### AIM OF THE EXERCISE
Write back each entry precisely as it is given.

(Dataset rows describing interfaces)
----------

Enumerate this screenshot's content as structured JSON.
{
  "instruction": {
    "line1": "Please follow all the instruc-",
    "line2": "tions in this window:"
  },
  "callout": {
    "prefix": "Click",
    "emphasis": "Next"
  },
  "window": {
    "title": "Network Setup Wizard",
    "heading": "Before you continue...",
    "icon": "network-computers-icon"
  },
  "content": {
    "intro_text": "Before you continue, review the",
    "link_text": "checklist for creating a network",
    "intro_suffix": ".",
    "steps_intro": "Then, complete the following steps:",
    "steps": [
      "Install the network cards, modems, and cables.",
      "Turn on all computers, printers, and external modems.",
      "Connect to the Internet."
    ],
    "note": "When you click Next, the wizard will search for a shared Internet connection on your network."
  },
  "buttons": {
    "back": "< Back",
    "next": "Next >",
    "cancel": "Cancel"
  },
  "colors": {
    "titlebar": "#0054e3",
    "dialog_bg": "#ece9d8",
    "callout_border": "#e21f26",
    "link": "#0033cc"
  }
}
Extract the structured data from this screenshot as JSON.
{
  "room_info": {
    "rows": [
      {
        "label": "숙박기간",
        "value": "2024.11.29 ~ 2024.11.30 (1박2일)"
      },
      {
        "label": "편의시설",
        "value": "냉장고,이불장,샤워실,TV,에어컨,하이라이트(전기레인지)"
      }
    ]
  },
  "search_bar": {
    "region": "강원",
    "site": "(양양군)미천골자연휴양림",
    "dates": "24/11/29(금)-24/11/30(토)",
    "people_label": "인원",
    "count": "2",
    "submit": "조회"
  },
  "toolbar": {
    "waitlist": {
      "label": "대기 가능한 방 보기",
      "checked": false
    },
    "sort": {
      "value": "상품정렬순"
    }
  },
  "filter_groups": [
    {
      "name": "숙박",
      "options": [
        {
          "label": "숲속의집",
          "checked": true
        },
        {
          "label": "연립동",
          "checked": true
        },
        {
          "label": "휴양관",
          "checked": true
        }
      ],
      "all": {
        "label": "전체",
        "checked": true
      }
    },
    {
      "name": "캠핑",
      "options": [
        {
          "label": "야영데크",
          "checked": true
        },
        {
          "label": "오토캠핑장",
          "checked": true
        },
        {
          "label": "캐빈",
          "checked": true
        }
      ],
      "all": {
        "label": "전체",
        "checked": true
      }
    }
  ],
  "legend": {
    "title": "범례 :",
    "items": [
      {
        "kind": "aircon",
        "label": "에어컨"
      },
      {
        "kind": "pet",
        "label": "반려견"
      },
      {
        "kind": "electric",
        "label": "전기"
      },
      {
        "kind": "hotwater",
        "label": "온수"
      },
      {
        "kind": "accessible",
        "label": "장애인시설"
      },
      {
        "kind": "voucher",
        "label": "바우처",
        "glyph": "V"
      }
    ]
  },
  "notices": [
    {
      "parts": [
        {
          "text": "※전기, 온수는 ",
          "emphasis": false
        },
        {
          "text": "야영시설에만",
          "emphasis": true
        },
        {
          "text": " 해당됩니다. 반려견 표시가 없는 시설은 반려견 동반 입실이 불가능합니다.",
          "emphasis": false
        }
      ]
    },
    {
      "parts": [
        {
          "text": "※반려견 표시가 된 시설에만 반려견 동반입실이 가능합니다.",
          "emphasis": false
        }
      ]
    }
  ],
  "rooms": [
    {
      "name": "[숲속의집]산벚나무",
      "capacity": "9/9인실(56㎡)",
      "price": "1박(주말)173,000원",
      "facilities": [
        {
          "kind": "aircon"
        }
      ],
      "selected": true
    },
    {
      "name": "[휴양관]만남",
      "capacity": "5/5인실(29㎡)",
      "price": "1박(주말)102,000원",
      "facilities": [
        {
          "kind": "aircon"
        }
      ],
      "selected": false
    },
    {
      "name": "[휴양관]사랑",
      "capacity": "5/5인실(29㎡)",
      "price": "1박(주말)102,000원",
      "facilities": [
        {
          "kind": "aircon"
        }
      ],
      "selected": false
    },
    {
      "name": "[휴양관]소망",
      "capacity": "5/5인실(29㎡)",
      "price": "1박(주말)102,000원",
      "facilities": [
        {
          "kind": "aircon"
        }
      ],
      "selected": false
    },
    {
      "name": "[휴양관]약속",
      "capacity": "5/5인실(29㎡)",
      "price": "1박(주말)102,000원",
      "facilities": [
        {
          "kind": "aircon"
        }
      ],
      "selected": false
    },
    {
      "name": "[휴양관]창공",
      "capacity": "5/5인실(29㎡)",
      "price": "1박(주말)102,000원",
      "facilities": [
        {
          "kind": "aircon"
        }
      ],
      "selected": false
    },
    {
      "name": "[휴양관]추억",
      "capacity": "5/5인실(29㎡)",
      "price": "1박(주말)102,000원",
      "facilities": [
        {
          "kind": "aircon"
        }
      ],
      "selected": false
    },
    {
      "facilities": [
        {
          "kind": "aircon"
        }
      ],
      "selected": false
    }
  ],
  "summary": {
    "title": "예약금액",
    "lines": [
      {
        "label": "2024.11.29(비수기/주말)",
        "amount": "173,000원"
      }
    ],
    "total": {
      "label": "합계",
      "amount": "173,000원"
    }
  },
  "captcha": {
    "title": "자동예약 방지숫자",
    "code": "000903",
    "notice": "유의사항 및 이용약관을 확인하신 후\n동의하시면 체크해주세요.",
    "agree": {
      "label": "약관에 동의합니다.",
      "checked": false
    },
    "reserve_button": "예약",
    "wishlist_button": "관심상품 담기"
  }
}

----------

### WORKED SOLUTION
Enumerate this screenshot's content as structured JSON.
{
  "instruction": {
    "line1": "Please follow all the instruc-",
    "line2": "tions in this window:"
  },
  "callout": {
    "prefix": "Click",
    "emphasis": "Next"
  },
  "window": {
    "title": "Network Setup Wizard",
    "heading": "Before you continue...",
    "icon": "network-computers-icon"
  },
  "content": {
    "intro_text": "Before you continue, review the",
    "link_text": "checklist for creating a network",
    "intro_suffix": ".",
    "steps_intro": "Then, complete the following steps:",
    "steps": [
      "Install the network cards, modems, and cables.",
      "Turn on all computers, printers, and external modems.",
      "Connect to the Internet."
    ],
    "note": "When you click Next, the wizard will search for a shared Internet connection on your network."
  },
  "buttons": {
    "back": "< Back",
    "next": "Next >",
    "cancel": "Cancel"
  },
  "colors": {
    "titlebar": "#0054e3",
    "dialog_bg": "#ece9d8",
    "callout_border": "#e21f26",
    "link": "#0033cc"
  }
}
Extract the structured data from this screenshot as JSON.
{
  "room_info": {
    "rows": [
      {
        "label": "숙박기간",
        "value": "2024.11.29 ~ 2024.11.30 (1박2일)"
      },
      {
        "label": "편의시설",
        "value": "냉장고,이불장,샤워실,TV,에어컨,하이라이트(전기레인지)"
      }
    ]
  },
  "search_bar": {
    "region": "강원",
    "site": "(양양군)미천골자연휴양림",
    "dates": "24/11/29(금)-24/11/30(토)",
    "people_label": "인원",
    "count": "2",
    "submit": "조회"
  },
  "toolbar": {
    "waitlist": {
      "label": "대기 가능한 방 보기",
      "checked": false
    },
    "sort": {
      "value": "상품정렬순"
    }
  },
  "filter_groups": [
    {
      "name": "숙박",
      "options": [
        {
          "label": "숲속의집",
          "checked": true
        },
        {
          "label": "연립동",
          "checked": true
        },
        {
          "label": "휴양관",
          "checked": true
        }
      ],
      "all": {
        "label": "전체",
        "checked": true
      }
    },
    {
      "name": "캠핑",
      "options": [
        {
          "label": "야영데크",
          "checked": true
        },
        {
          "label": "오토캠핑장",
          "checked": true
        },
        {
          "label": "캐빈",
          "checked": true
        }
      ],
      "all": {
        "label": "전체",
        "checked": true
      }
    }
  ],
  "legend": {
    "title": "범례 :",
    "items": [
      {
        "kind": "aircon",
        "label": "에어컨"
      },
      {
        "kind": "pet",
        "label": "반려견"
      },
      {
        "kind": "electric",
        "label": "전기"
      },
      {
        "kind": "hotwater",
        "label": "온수"
      },
      {
        "kind": "accessible",
        "label": "장애인시설"
      },
      {
        "kind": "voucher",
        "label": "바우처",
        "glyph": "V"
      }
    ]
  },
  "notices": [
    {
      "parts": [
        {
          "text": "※전기, 온수는 ",
          "emphasis": false
        },
        {
          "text": "야영시설에만",
          "emphasis": true
        },
        {
          "text": " 해당됩니다. 반려견 표시가 없는 시설은 반려견 동반 입실이 불가능합니다.",
          "emphasis": false
        }
      ]
    },
    {
      "parts": [
        {
          "text": "※반려견 표시가 된 시설에만 반려견 동반입실이 가능합니다.",
          "emphasis": false
        }
      ]
    }
  ],
  "rooms": [
    {
      "name": "[숲속의집]산벚나무",
      "capacity": "9/9인실(56㎡)",
      "price": "1박(주말)173,000원",
      "facilities": [
        {
          "kind": "aircon"
        }
      ],
      "selected": true
    },
    {
      "name": "[휴양관]만남",
      "capacity": "5/5인실(29㎡)",
      "price": "1박(주말)102,000원",
      "facilities": [
        {
          "kind": "aircon"
        }
      ],
      "selected": false
    },
    {
      "name": "[휴양관]사랑",
      "capacity": "5/5인실(29㎡)",
      "price": "1박(주말)102,000원",
      "facilities": [
        {
          "kind": "aircon"
        }
      ],
      "selected": false
    },
    {
      "name": "[휴양관]소망",
      "capacity": "5/5인실(29㎡)",
      "price": "1박(주말)102,000원",
      "facilities": [
        {
          "kind": "aircon"
        }
      ],
      "selected": false
    },
    {
      "name": "[휴양관]약속",
      "capacity": "5/5인실(29㎡)",
      "price": "1박(주말)102,000원",
      "facilities": [
        {
          "kind": "aircon"
        }
      ],
      "selected": false
    },
    {
      "name": "[휴양관]창공",
      "capacity": "5/5인실(29㎡)",
      "price": "1박(주말)102,000원",
      "facilities": [
        {
          "kind": "aircon"
        }
      ],
      "selected": false
    },
    {
      "name": "[휴양관]추억",
      "capacity": "5/5인실(29㎡)",
      "price": "1박(주말)102,000원",
      "facilities": [
        {
          "kind": "aircon"
        }
      ],
      "selected": false
    },
    {
      "facilities": [
        {
          "kind": "aircon"
        }
      ],
      "selected": false
    }
  ],
  "summary": {
    "title": "예약금액",
    "lines": [
      {
        "label": "2024.11.29(비수기/주말)",
        "amount": "173,000원"
      }
    ],
    "total": {
      "label": "합계",
      "amount": "173,000원"
    }
  },
  "captcha": {
    "title": "자동예약 방지숫자",
    "code": "000903",
    "notice": "유의사항 및 이용약관을 확인하신 후\n동의하시면 체크해주세요.",
    "agree": {
      "label": "약관에 동의합니다.",
      "checked": false
    },
    "reserve_button": "예약",
    "wishlist_button": "관심상품 담기"
  }
}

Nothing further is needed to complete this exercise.